• [TASK PROMPT]: Nothing should differ between your output and the entries below.

------------------------------

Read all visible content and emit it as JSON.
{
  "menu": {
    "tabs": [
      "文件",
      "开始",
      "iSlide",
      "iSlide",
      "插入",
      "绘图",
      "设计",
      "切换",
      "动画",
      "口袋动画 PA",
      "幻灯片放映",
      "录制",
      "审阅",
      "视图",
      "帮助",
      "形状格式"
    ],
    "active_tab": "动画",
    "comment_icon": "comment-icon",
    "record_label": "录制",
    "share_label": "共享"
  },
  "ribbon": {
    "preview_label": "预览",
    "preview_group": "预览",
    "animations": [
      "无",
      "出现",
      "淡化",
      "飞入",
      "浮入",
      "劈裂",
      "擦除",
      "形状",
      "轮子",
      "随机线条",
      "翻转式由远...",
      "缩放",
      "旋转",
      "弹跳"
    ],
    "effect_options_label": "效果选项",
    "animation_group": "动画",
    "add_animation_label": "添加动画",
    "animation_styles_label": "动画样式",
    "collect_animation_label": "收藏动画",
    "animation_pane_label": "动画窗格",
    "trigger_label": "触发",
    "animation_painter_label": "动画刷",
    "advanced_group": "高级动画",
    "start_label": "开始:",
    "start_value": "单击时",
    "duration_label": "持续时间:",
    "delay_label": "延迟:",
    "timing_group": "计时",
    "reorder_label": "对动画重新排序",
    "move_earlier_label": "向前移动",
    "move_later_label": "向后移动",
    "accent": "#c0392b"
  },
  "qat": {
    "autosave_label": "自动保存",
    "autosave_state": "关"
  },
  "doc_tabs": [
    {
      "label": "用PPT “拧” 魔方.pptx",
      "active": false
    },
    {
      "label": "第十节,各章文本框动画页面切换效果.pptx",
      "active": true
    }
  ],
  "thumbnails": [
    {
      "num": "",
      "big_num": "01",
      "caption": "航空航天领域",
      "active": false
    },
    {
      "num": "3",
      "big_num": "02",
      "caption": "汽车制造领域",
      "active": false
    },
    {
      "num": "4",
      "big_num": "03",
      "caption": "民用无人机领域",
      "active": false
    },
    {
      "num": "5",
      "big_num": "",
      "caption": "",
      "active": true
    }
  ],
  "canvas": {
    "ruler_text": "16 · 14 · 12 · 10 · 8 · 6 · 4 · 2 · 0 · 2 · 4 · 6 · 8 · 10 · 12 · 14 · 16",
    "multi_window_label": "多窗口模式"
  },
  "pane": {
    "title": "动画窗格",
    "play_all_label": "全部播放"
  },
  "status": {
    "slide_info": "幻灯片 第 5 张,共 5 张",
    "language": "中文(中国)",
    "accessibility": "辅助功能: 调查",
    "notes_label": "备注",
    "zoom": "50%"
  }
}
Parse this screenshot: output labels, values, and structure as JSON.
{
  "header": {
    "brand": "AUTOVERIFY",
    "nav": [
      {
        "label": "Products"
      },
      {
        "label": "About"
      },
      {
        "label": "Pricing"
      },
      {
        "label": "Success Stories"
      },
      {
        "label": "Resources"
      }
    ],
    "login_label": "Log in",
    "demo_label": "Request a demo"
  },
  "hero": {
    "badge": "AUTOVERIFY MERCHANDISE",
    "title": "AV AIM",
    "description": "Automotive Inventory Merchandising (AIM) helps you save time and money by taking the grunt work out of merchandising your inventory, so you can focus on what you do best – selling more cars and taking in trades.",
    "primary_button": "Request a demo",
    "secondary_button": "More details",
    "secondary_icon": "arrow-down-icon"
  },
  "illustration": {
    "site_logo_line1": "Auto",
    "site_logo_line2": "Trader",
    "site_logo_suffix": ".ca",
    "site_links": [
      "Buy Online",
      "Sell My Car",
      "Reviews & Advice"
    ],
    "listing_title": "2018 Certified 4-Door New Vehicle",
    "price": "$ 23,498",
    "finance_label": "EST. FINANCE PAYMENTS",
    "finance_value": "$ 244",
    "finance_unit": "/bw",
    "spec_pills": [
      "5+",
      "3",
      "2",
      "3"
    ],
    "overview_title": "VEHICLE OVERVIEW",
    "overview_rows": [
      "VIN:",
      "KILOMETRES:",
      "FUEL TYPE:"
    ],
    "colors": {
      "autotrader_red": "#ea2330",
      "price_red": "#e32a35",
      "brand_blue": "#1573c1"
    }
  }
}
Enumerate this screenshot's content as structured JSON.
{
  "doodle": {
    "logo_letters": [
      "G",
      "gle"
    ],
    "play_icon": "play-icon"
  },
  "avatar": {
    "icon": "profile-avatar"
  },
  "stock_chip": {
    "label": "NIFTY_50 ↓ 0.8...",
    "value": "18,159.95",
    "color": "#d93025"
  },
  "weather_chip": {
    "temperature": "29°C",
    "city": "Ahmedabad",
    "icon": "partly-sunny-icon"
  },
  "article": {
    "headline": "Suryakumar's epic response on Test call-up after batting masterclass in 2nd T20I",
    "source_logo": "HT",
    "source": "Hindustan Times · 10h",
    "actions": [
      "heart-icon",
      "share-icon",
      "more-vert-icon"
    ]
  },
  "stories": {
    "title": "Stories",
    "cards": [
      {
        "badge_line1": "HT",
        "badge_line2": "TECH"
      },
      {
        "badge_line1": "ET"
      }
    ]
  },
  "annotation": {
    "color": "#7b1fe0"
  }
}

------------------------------

• [SOLUTION FOR THIS EXERCISE]:
Read all visible content and emit it as JSON.
{
  "menu": {
    "tabs": [
      "文件",
      "开始",
      "iSlide",
      "iSlide",
      "插入",
      "绘图",
      "设计",
      "切换",
      "动画",
      "口袋动画 PA",
      "幻灯片放映",
      "录制",
      "审阅",
      "视图",
      "帮助",
      "形状格式"
    ],
    "active_tab": "动画",
    "comment_icon": "comment-icon",
    "record_label": "录制",
    "share_label": "共享"
  },
  "ribbon": {
    "preview_label": "预览",
    "preview_group": "预览",
    "animations": [
      "无",
      "出现",
      "淡化",
      "飞入",
      "浮入",
      "劈裂",
      "擦除",
      "形状",
      "轮子",
      "随机线条",
      "翻转式由远...",
      "缩放",
      "旋转",
      "弹跳"
    ],
    "effect_options_label": "效果选项",
    "animation_group": "动画",
    "add_animation_label": "添加动画",
    "animation_styles_label": "动画样式",
    "collect_animation_label": "收藏动画",
    "animation_pane_label": "动画窗格",
    "trigger_label": "触发",
    "animation_painter_label": "动画刷",
    "advanced_group": "高级动画",
    "start_label": "开始:",
    "start_value": "单击时",
    "duration_label": "持续时间:",
    "delay_label": "延迟:",
    "timing_group": "计时",
    "reorder_label": "对动画重新排序",
    "move_earlier_label": "向前移动",
    "move_later_label": "向后移动",
    "accent": "#c0392b"
  },
  "qat": {
    "autosave_label": "自动保存",
    "autosave_state": "关"
  },
  "doc_tabs": [
    {
      "label": "用PPT “拧” 魔方.pptx",
      "active": false
    },
    {
      "label": "第十节,各章文本框动画页面切换效果.pptx",
      "active": true
    }
  ],
  "thumbnails": [
    {
      "num": "",
      "big_num": "01",
      "caption": "航空航天领域",
      "active": false
    },
    {
      "num": "3",
      "big_num": "02",
      "caption": "汽车制造领域",
      "active": false
    },
    {
      "num": "4",
      "big_num": "03",
      "caption": "民用无人机领域",
      "active": false
    },
    {
      "num": "5",
      "big_num": "",
      "caption": "",
      "active": true
    }
  ],
  "canvas": {
    "ruler_text": "16 · 14 · 12 · 10 · 8 · 6 · 4 · 2 · 0 · 2 · 4 · 6 · 8 · 10 · 12 · 14 · 16",
    "multi_window_label": "多窗口模式"
  },
  "pane": {
    "title": "动画窗格",
    "play_all_label": "全部播放"
  },
  "status": {
    "slide_info": "幻灯片 第 5 张,共 5 张",
    "language": "中文(中国)",
    "accessibility": "辅助功能: 调查",
    "notes_label": "备注",
    "zoom": "50%"
  }
}
Parse this screenshot: output labels, values, and structure as JSON.
{
  "header": {
    "brand": "AUTOVERIFY",
    "nav": [
      {
        "label": "Products"
      },
      {
        "label": "About"
      },
      {
        "label": "Pricing"
      },
      {
        "label": "Success Stories"
      },
      {
        "label": "Resources"
      }
    ],
    "login_label": "Log in",
    "demo_label": "Request a demo"
  },
  "hero": {
    "badge": "AUTOVERIFY MERCHANDISE",
    "title": "AV AIM",
    "description": "Automotive Inventory Merchandising (AIM) helps you save time and money by taking the grunt work out of merchandising your inventory, so you can focus on what you do best – selling more cars and taking in trades.",
    "primary_button": "Request a demo",
    "secondary_button": "More details",
    "secondary_icon": "arrow-down-icon"
  },
  "illustration": {
    "site_logo_line1": "Auto",
    "site_logo_line2": "Trader",
    "site_logo_suffix": ".ca",
    "site_links": [
      "Buy Online",
      "Sell My Car",
      "Reviews & Advice"
    ],
    "listing_title": "2018 Certified 4-Door New Vehicle",
    "price": "$ 23,498",
    "finance_label": "EST. FINANCE PAYMENTS",
    "finance_value": "$ 244",
    "finance_unit": "/bw",
    "spec_pills": [
      "5+",
      "3",
      "2",
      "3"
    ],
    "overview_title": "VEHICLE OVERVIEW",
    "overview_rows": [
      "VIN:",
      "KILOMETRES:",
      "FUEL TYPE:"
    ],
    "colors": {
      "autotrader_red": "#ea2330",
      "price_red": "#e32a35",
      "brand_blue": "#1573c1"
    }
  }
}
Enumerate this screenshot's content as structured JSON.
{
  "doodle": {
    "logo_letters": [
      "G",
      "gle"
    ],
    "play_icon": "play-icon"
  },
  "avatar": {
    "icon": "profile-avatar"
  },
  "stock_chip": {
    "label": "NIFTY_50 ↓ 0.8...",
    "value": "18,159.95",
    "color": "#d93025"
  },
  "weather_chip": {
    "temperature": "29°C",
    "city": "Ahmedabad",
    "icon": "partly-sunny-icon"
  },
  "article": {
    "headline": "Suryakumar's epic response on Test call-up after batting masterclass in 2nd T20I",
    "source_logo": "HT",
    "source": "Hindustan Times · 10h",
    "actions": [
      "heart-icon",
      "share-icon",
      "more-vert-icon"
    ]
  },
  "stories": {
    "title": "Stories",
    "cards": [
      {
        "badge_line1": "HT",
        "badge_line2": "TECH"
      },
      {
        "badge_line1": "ET"
      }
    ]
  },
  "annotation": {
    "color": "#7b1fe0"
  }
}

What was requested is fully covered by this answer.